Today’s post is an esoteric rant about the difficulty in finding ground to stand on when it comes to reading and writing. On the off-chance that anyone reads it and … Continue reading
I don’t think there is a better description of a fiction writer’s aching need to understand than this.
“I do not care what car you drive. Where you live. If you know someone who knows someone who knows someone…”
There is nothing more surreal than consensus reality. Those who say they know what reality is are practicing empire, folks. But they are whistling past the graveyard. Sooner or later, they will notice a glitch. Sooner or later they will go down.
I’m a huge Flann O’Brien fan, and as such I’m slowly collecting individual softcover editions of his work.
The problem with being an American writer, I’ve found, is that unless you come from the South, say, or maybe New England, there is only the crap-insipid strip mall culture and miles of bland suburbia with nothing but cars and concrete, where no one knows anyone, and friendships and one’s whole life are like fast food.
Here’s a list of free, downloadable books. Its focus is literature, but there are other genres as well. Okay, you probably already knew about these free and legal sites.
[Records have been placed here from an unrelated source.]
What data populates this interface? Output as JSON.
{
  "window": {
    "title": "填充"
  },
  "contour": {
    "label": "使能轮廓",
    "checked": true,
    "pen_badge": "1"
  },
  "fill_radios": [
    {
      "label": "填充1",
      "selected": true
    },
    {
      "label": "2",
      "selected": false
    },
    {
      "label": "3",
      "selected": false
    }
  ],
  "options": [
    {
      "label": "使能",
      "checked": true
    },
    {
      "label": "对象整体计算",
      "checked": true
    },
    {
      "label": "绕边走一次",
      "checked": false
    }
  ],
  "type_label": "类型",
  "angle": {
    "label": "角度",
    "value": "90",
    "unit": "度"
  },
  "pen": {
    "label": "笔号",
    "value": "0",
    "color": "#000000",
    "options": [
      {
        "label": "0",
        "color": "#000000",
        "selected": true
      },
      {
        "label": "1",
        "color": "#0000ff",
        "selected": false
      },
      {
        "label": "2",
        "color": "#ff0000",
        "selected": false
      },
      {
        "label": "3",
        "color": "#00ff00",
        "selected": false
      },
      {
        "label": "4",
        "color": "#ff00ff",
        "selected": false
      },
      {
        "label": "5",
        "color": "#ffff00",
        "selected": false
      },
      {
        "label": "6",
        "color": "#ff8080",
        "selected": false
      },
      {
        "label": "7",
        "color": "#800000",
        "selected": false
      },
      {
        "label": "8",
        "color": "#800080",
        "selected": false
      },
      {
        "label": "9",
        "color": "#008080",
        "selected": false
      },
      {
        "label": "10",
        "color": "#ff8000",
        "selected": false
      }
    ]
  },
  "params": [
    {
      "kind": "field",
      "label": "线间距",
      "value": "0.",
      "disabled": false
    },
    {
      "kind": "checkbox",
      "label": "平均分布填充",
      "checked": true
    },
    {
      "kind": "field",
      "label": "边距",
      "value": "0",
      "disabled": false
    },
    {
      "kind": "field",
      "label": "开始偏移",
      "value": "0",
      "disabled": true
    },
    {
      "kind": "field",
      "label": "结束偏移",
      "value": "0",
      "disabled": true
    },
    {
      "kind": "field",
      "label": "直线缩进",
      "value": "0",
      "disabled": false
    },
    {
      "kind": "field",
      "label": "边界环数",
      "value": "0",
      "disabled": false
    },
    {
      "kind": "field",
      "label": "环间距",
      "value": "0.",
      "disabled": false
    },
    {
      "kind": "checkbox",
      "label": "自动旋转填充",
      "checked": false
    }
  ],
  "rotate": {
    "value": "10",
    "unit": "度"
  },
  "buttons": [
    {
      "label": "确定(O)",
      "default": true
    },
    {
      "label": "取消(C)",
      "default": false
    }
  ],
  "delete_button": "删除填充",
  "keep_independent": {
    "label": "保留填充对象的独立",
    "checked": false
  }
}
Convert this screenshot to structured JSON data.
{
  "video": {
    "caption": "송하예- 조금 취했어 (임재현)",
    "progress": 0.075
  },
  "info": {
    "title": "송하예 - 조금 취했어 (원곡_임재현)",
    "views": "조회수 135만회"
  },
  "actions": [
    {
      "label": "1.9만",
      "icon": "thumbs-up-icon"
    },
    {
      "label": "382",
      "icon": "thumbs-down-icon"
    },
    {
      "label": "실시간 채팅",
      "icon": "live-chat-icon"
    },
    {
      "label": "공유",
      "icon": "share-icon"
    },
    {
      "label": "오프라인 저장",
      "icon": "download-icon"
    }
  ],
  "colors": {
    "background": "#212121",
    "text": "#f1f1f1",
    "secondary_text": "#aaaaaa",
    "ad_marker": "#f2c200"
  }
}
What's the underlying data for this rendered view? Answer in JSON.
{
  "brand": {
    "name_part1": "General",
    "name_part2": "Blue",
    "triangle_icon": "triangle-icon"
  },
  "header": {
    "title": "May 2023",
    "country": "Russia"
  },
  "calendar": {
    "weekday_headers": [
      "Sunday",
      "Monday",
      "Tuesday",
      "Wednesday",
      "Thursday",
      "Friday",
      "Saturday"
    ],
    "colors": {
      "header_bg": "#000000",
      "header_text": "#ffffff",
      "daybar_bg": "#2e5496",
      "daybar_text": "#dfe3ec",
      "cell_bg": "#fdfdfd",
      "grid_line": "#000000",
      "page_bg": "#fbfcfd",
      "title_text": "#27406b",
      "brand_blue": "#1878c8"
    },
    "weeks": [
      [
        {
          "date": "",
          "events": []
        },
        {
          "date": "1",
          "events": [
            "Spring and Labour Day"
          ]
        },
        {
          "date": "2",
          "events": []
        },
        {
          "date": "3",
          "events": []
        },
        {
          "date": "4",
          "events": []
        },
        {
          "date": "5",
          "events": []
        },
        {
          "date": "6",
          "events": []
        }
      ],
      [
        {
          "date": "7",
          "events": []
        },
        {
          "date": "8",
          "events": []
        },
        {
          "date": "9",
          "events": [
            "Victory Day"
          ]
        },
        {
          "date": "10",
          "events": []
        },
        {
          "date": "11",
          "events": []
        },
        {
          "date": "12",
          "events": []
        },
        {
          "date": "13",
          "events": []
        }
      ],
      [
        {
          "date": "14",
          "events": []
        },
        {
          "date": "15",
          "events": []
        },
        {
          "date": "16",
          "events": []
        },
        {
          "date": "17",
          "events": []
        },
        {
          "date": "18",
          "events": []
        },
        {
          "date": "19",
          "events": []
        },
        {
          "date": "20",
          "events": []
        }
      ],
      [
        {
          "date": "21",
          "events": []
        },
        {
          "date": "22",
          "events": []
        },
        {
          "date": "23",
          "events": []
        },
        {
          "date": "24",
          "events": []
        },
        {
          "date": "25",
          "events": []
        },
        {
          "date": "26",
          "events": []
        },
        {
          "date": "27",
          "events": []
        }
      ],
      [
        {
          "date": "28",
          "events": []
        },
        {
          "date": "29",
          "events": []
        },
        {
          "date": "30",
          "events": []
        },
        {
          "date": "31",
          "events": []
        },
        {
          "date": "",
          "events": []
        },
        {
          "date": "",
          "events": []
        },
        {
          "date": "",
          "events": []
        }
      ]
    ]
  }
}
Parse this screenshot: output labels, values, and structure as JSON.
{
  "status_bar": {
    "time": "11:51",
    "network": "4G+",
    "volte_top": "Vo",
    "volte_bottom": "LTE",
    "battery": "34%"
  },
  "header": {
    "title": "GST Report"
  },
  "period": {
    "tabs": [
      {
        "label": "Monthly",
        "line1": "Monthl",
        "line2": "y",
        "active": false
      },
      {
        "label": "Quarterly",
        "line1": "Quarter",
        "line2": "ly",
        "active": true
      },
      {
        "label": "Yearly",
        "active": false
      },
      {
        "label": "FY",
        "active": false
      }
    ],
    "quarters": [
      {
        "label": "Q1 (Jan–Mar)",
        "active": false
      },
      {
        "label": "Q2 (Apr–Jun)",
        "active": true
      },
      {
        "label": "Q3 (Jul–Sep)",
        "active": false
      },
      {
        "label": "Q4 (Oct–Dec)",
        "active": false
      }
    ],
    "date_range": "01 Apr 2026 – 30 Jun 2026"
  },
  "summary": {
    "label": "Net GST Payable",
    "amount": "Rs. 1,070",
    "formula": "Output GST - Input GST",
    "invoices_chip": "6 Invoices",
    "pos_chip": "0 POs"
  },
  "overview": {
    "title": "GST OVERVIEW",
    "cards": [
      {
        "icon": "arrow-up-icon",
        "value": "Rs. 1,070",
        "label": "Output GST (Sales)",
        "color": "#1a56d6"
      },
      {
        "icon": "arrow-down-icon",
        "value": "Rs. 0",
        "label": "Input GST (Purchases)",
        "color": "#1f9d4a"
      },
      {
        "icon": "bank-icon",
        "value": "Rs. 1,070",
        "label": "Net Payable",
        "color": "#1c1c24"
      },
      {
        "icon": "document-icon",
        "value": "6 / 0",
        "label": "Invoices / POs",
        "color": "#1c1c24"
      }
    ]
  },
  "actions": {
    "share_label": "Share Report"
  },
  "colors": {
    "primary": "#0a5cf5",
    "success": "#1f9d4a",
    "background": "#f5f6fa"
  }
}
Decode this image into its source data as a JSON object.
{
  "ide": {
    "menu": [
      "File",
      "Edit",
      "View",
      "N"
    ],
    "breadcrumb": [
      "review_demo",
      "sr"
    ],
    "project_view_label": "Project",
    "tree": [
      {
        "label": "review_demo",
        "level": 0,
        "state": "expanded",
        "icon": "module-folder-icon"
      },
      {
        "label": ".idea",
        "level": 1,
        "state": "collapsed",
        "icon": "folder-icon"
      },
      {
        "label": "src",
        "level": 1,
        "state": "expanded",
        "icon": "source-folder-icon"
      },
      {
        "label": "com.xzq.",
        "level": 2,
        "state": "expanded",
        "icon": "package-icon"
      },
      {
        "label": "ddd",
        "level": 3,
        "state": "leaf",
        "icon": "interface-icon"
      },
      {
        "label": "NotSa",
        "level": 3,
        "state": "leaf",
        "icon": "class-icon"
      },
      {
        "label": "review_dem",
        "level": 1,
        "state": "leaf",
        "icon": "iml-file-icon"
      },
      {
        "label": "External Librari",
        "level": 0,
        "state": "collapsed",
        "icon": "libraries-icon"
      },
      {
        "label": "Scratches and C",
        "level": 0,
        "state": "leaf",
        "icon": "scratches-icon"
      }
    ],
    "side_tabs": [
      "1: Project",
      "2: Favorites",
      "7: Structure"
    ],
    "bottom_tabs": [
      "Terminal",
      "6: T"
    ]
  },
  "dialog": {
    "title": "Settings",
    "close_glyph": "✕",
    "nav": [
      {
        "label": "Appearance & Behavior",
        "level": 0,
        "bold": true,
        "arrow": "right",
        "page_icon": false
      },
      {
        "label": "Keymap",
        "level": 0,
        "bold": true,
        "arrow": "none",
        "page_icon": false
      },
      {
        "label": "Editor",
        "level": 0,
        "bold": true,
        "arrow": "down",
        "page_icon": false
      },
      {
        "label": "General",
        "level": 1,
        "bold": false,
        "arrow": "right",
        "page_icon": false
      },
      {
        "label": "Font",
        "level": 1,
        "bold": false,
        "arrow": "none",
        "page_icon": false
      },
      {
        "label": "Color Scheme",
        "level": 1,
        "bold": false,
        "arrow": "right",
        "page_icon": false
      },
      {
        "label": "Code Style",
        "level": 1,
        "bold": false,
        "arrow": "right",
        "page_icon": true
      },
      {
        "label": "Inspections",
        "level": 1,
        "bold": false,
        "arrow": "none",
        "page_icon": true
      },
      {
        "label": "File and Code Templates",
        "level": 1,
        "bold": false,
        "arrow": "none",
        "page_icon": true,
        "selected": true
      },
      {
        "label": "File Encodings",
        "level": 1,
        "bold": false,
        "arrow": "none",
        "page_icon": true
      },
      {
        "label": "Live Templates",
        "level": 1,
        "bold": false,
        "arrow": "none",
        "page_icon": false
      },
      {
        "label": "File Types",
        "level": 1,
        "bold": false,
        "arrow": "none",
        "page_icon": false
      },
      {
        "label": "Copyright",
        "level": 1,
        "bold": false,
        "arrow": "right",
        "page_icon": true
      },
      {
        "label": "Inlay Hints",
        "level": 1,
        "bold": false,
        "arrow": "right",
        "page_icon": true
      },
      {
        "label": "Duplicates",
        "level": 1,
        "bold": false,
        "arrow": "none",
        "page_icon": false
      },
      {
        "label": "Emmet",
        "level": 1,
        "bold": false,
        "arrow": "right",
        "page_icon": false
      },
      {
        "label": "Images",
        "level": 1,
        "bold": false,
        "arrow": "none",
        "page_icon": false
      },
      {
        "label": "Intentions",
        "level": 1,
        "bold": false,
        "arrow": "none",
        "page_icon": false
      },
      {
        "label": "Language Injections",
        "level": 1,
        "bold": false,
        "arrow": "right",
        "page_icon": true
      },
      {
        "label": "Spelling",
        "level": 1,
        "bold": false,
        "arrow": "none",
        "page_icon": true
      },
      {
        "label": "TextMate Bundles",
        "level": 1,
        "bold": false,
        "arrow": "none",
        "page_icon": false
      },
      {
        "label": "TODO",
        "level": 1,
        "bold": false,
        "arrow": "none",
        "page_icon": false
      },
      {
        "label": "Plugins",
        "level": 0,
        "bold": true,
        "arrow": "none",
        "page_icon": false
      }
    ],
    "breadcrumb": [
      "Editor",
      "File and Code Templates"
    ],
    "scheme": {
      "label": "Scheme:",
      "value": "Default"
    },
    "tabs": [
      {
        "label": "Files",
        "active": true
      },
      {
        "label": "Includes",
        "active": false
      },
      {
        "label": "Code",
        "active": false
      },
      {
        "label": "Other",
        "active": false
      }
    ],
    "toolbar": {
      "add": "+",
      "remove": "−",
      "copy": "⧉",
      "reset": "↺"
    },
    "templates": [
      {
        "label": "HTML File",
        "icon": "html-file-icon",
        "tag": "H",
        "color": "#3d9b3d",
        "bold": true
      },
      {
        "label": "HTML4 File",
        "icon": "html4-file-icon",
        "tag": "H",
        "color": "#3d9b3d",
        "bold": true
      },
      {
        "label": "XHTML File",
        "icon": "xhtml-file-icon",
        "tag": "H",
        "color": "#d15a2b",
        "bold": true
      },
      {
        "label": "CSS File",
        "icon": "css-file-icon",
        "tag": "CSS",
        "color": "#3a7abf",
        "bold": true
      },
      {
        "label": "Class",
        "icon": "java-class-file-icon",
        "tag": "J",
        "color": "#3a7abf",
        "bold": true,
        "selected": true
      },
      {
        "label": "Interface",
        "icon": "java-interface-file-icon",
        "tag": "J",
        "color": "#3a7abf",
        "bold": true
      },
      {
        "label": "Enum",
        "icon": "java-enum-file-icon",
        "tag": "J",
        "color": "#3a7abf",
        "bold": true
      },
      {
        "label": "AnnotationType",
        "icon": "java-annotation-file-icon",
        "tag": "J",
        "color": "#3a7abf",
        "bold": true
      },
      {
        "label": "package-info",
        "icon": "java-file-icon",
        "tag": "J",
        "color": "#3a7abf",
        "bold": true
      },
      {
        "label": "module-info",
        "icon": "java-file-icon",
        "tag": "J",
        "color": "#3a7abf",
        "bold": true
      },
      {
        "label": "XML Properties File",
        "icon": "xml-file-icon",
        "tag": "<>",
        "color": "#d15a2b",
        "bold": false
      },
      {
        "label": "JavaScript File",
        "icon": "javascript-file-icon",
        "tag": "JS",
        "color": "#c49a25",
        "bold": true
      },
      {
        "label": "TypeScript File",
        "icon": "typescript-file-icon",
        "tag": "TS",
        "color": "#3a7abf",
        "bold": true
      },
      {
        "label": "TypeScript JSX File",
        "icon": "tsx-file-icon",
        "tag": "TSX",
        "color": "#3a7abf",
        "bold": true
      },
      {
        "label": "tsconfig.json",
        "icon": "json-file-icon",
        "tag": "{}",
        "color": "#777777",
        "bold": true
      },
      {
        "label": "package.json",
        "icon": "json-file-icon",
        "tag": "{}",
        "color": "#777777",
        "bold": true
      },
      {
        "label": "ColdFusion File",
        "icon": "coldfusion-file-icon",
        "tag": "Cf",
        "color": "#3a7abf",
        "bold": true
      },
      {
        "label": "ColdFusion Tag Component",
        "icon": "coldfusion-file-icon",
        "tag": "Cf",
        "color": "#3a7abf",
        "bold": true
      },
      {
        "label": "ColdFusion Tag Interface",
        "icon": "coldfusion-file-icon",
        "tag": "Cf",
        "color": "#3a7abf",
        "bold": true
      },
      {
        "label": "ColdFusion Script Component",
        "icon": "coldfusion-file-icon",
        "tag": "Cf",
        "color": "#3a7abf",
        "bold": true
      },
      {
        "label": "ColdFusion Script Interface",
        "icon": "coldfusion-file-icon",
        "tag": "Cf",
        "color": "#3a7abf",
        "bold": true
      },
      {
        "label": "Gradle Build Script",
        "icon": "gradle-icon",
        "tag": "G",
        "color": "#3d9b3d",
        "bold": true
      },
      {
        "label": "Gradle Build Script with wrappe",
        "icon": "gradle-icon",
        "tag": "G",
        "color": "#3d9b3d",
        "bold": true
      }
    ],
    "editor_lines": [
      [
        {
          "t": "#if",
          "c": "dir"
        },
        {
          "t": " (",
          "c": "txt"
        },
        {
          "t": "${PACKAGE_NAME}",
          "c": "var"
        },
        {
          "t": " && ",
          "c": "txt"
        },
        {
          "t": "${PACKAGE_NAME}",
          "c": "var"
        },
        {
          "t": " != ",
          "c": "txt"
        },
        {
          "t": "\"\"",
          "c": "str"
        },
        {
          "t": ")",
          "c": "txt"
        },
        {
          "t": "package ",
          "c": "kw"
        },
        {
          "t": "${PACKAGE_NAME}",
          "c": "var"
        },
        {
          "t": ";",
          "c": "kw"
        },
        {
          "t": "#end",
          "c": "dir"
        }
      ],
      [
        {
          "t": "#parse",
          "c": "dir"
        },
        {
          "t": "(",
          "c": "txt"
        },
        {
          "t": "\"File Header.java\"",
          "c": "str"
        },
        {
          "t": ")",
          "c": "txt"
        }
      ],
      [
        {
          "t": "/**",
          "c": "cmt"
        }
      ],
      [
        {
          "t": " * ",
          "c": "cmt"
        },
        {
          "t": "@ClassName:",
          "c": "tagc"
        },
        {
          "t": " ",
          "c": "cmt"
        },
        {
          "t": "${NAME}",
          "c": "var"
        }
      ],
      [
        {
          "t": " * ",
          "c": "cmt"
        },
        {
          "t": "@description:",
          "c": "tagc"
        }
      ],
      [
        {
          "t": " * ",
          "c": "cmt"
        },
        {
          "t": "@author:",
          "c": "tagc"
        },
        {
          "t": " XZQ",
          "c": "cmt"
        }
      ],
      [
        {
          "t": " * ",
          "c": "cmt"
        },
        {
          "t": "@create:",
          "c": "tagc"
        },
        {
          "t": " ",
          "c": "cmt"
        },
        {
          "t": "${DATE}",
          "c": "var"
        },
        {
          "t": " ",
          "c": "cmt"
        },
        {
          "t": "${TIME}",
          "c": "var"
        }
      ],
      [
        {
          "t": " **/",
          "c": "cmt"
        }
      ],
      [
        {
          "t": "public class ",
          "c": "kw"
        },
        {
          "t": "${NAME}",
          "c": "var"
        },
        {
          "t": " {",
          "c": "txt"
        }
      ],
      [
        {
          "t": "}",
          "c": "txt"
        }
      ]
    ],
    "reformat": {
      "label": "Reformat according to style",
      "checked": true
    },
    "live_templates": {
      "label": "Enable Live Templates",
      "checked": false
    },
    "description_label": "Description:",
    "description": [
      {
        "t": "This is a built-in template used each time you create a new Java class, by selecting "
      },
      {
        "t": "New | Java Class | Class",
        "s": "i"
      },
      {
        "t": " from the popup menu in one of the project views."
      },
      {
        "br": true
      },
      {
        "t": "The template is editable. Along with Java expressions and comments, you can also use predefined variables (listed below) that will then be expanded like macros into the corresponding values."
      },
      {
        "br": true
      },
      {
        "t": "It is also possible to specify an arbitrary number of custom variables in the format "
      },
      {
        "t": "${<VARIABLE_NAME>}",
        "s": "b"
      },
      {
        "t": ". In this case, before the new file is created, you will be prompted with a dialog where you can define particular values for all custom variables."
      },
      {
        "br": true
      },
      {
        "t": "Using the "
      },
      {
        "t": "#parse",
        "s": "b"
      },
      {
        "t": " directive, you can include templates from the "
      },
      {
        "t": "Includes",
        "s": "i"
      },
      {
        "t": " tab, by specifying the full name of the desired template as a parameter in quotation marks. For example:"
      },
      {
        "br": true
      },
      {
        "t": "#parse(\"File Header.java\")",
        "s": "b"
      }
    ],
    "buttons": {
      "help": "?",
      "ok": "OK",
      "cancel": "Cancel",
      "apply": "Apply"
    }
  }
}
But I thought I’d post them anyway, just because I like lists.
Maybe I should check my email. Maybe I wasn’t meant to be a writer. Maybe I should do something else. Like go to mortuary school. Or clean houses. Freya decides she’s had enough and bites me, then jumps down. I push into the dim recesses of my memory searching for some tiny memory that could jump start the story in a new direction.
Memory is maddeningly subjective and infinitely malleable. As in asking someone to identify a perpetrator in a lineup. Or to recall events on Thursday, November 6, 1986. Some people can do a very convincing job.
When the Mr. and I moved into our present rental house (a 1912 asbestos-shingled hovel that the forest is slowly dissolving) I found a five-inch-thick 1909 leather-covered Webster’s International Dictionary with marbled endpapers and edges. It must weigh 30 pounds and now sits on my desk. Its spine is taped, but it is surprisingly intact. Thumbing through it is like taking a trip in a time machine. It has over 2,000 pages, with pages and pages of lithographed illustrations, plus over 200 pages of additional supplements. This dictionary has actually inspired story ideas.
A few years ago I used to visit one of the local Goodwill outlets regularly because I could walk there and because shopping for quirky merchandize on the cheap was … Continue reading
When I read, I’m having a conversation with a writer, not a propagandist or someone bent on making a quick buck. I don’t have time to read commercial fiction, which usually means it’s exploitative and sold for profit and self-aggrandizement. I read fiction that preserves my own human dignity (what there is of it). Reading (and writing) such fiction is for me the only means for survival in a totalitarian globalist world with all of its destructive and dehumanizing effects, with its yawning gap between rich and poor and ever-growing corruption. I subscribe to the idea that the more oppressive this totalitarian world, the better the literature, with all of its conflict, pressure, and suffering. Literature aims to describe the water we’re living in as fish, to get outside that somehow to describe the reality that surrounds us, trying to understand from the outside who and what we are. In every story, on every page, the writer is telling the reader, This is about you.